The seminal case governing the extraterritorial application of Canadian criminal law is R. v. Libman(11) (“Libman”). In Libman, the Supreme Court of Canada clearly indicated that the extension of Canadian criminal jurisdiction is justifiable only where a “transnational offence” is committed. A transnational offence involves circumstances where “the same criminal act may...be subject to prosecution in more than one country.”(12) The Court canvassed a number of English decisions on the extraterritorial application of criminal law, and identified the unifying factor among these decisions as being that in each case, “it might be possible to charge an accused in two different countries” and “there may be sufficient links to different jurisdictions to justify proceedings in more than one place.”(13) The Court in Libman referred to the effects upon the foreign populace as being “wrongs” and the foreign population as victims of actions commenced in Canada.
Where a lottery scheme creates no “wrongs” or “victims” either inside or outside Canada, there is no “transnational offence” and no prosecution under the Code is supportable. The Canadian- based operation would be a lawful seller of gaming privileges according to the laws of the jurisdiction where the gaming privileges are being purchased. No persons in Canada would be customers of the operation. There is no precedent for extending the jurisdiction of the Code to such a situation, and accordingly such an extension is not supportable under the principles set forth in Libman. In that light, s-s. 207(1)(h) of the Code should be seen as a codification of a common law principle, expressly setting forth circumstances where the gaming and betting provisions of the Code will not be applied extraterritorially in order to provide certainty.
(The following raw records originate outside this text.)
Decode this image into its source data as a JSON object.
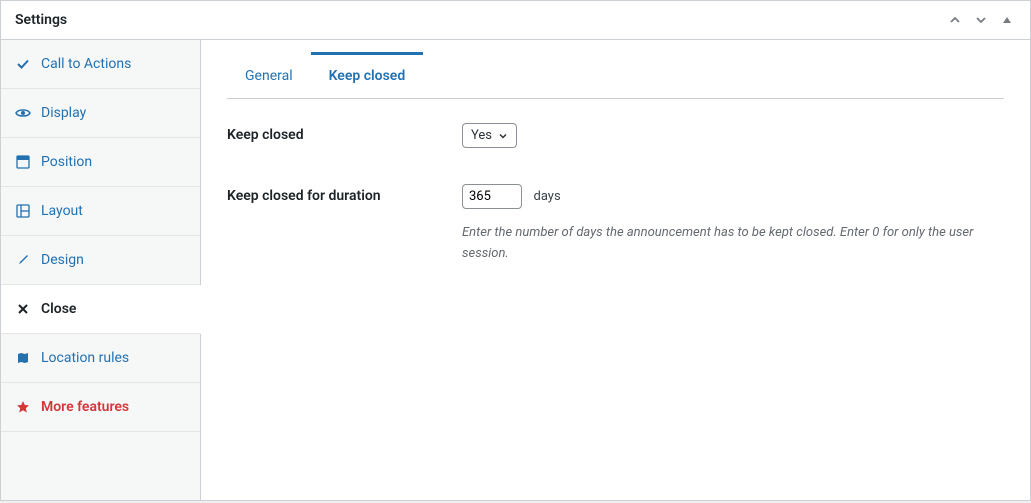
{
  "panel": {
    "title": "Settings"
  },
  "sidebar": {
    "items": [
      {
        "label": "Call to Actions"
      },
      {
        "label": "Display"
      },
      {
        "label": "Position"
      },
      {
        "label": "Layout"
      },
      {
        "label": "Design"
      },
      {
        "label": "Close"
      },
      {
        "label": "Location rules"
      },
      {
        "label": "More features"
      }
    ]
  },
  "tabs": {
    "general": "General",
    "keep_closed": "Keep closed"
  },
  "form": {
    "keep_closed": {
      "label": "Keep closed",
      "value": "Yes"
    },
    "duration": {
      "label": "Keep closed for duration",
      "value": "365",
      "unit": "days",
      "help": "Enter the number of days the announcement has to be kept closed. Enter 0 for only the user session."
    }
  }
}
Whether justified by the exemption in s-s. 207(1)(h) of the Code, or general principles of Canadian criminal law, the conclusion holds true. The gaming prohibitions in the Code are not applicable to a seller of gaming privileges that only accepts customers from jurisdictions that consider it lawful for persons in their territories to purchase of such gaming privileges. CGL
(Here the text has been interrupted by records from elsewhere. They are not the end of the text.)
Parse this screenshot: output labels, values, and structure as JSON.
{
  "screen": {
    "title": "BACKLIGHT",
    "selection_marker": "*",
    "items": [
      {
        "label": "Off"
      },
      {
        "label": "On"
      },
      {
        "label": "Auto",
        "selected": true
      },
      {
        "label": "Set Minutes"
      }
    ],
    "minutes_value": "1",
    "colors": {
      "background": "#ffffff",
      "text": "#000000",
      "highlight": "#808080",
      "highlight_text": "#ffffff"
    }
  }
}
By Michael D. Lipton, Q.C and Kevin J. Weber with Dickinson Wright LLP in Toronto.
1. (1998), 132 C.C.C. (3d) 180, 1998 CarswellOnt 3952 (Ont. Ct. of J.); affirmed, (2003), 174 C.C.C. (3d) 385 (Ont. C.A.).
2. (2002), 215 D.L.R. (4th) 656 (P.E.I. C.A.); affirmed  1 S.C.R. 123, 2003 SCC 10, 222 D.L.R. (4th) 383 (S.C.C.)
3. Supra note 1 at paragraph 39 (Ont. Ct. of J.).
4. Supra note 2 at paragraph 12 (P.E.I. C.A.).
5. Supra note 2 at paragraph 12 (P.E.I. C.A.).
6. Supra note 2 at 384 (S.C.C.).
7. The Supreme Court has in the past been criticized for giving “a perfunctory disposition of...important issues” by upholding a decision “substantially for the reasons” of the court of appeal. “If the Supreme Court of Canada does not fully agree with the reasons of the court below it should provide its own reasons.” Peter W. Hogg, Constitutional Law of Canada, 4th Edition (Toronto: Carswell, 1998), pp. 1082, fn. 101.
8. Canada. Federal–Provincial agreement respecting gaming and betting entered into on June 3, 1985. Referenced in: Canada. Senate. Standing Committee on Legal and Constitutional Affairs. Evidence, 38th Parl., 1st sess., Issue 3, December 1, 2004, per Senator Joyal.
9. Supra note 8, clause 1.2.
10. Supra note 8, Schedule A, section 2. This also accords with statements made by the Minister of Justice in 1969, when the original exemptions for “lottery schemes” were enacted into the Code: Canada. House of Commons. Standing Committee on Justice and Legal Affairs, Evidence and Proceedings. 28th Parl., 1st sess., March 13, 1969.
11. 1985 CarswellOnt 951,  2 S.C.R. 178, 21 D.L.R. (4th) 174 (S.C.C.).
12. Supra note 11 at paragraph 11.
13. Supra note 11 at paragraphs 18–21.